If I could use only one word to describe Hanoi, chaos would be it. I can picture those who know me laughing at the irony of me, one of the most order loving people, being here. I mean… I’m a data analyst for pete’s sake!
The painted lines that run down the center of roads are merely suggestions of where lanes should be. As I look down from the safety of my balcony I can see that almost nobody pays any attention to them. It is common to see cars going on the wrong side of the street honking the whole time.
Speaking of honking. As much as I can tell, he who honks first is not at fault. For this very reason, people are quick to honk or even ride the horn. Intersections are another place where horns are used. I believe it is because the lack of traffic signals necessitates letting oncoming traffic know that you are about to blast on through an intersection.
Imagine this… you are trying to cross a very busy street (think Hilltop and Cypress at 5 o’clock). There are no signals. Cars just go when they feel like it. You need to get from Jack in the Box to Del Taco. How do you get across? If you are like me, you “Frogger” your way to Black Bear Diner then on to Del Taco. How do the locals of Hanoi do it? They walk with purpose, often taking the direct A to B route, never looking anywhere but straight ahead. Talk about courage!
Scooters are by far the most common form of transportation. I ride a scooter at home. I have even found myself holding 3 takeout boxes and a 40 ounce soda between my feet as I drove back to work after lunch. I thought I was pretty cool. I have been humbled. Here I have seen people ride with 3 on a scooters… they ride with cages full of chickens on scooters… ladders… huge bags of rice stacked higher than the driver… and I have been told, water buffalo. I promise if I see a scooter with a water buffalo I will take a picture, until then I will dismiss that one as someone trying to figure out how gullible the tourist is.
So, with all this chaos, be proud of me that I spent 4 hours walking around Hanoi with my Dad. We walked by the Botanical Gardens, the Ho Chi Minh Mausoleum, schools, hundreds of restaurants, dozens of government buildings (which we found you are not supposed to take pictures near), statues, water fountains, street venders, and places that offer Pho To Co Py. Dad thought we could buy noodles at these places since Pho means noodles. No, this is where we could have our passports copied.
We also went to the military museum, but I think my Dad could describe this much better than I could so I will leave it to him.
As for me, I am back in the hotel room getting ready to tackle my homework and glad to be out of the chaos. I am happy to stay in my hotel for what remains of the day. As for my Dad, he is back in it, exploring another part of the city.
We both got up early this morning, and enjoyed a fine buffet breakfast in the hotel. They make their coffee strong, just the way I like it, and the bread choices were excellent. I remember “French bread” from the last time I was in Vietnam, and I tried a few other varieties of muffins and pastries. Laura went for a slice of something she described as what a twinkie would be if it was freshly made, a light cake with fresh whipped cream.

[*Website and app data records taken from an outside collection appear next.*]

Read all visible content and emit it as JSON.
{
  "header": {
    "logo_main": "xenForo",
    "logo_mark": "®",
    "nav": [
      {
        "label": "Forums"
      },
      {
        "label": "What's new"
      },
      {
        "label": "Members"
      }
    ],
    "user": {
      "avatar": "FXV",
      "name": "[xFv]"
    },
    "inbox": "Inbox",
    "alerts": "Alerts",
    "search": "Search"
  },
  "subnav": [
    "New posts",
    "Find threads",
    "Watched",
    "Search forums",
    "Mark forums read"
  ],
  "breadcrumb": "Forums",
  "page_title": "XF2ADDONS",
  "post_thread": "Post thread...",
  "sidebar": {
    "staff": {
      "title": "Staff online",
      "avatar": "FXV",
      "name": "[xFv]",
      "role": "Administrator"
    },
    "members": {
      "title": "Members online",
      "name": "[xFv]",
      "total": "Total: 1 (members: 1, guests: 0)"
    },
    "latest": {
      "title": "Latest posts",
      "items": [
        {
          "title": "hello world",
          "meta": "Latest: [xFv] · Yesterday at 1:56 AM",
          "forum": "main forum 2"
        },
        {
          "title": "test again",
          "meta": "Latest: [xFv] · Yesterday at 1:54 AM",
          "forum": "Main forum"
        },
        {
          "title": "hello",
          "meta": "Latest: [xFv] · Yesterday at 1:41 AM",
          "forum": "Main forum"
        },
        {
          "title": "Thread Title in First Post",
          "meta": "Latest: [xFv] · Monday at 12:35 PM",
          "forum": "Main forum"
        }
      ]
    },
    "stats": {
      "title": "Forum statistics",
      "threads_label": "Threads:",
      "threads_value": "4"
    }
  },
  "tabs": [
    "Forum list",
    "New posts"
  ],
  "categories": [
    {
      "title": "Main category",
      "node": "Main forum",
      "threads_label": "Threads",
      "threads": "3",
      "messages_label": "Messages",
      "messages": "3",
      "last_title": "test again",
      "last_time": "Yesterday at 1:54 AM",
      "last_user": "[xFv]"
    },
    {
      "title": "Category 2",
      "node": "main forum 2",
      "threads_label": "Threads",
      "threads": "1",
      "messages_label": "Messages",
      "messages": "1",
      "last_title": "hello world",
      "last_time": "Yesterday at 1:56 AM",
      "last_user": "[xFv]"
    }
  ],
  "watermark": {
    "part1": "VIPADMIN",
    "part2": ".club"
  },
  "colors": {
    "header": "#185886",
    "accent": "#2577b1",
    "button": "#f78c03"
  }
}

I saw the same traffic as Laura, but saw calm as much as chaos. The thing that impressed me was the relatively sedate pace. They kept moving with a purpose, but there were no angry gestures or verbal comments of any kind, no speeding away from a congested spot. Even the horns were handled with tact, more friendly beep (hey, I’m here, you know), than get-out-of-my-way, I’ve-got-somewhere-I-need-to-be. Laura mentioned this morning that you don’t see any vehicles with body damage either.
She was a good sport and we went through the military museum. I was prepared to be impressed by a bicycle that was used to carry 700 pound loads of materials to the south, but have to wonder how someone could manage that. Their path wasn’t a paved road on level terrain after all. It was a single speed, steel framed bike that was reinforced with bamboo, and still looked kind of fragile. Ok, someone else would be impressed with the Russian and American jets, but that bike impressed me, and the guy who rode it, even more.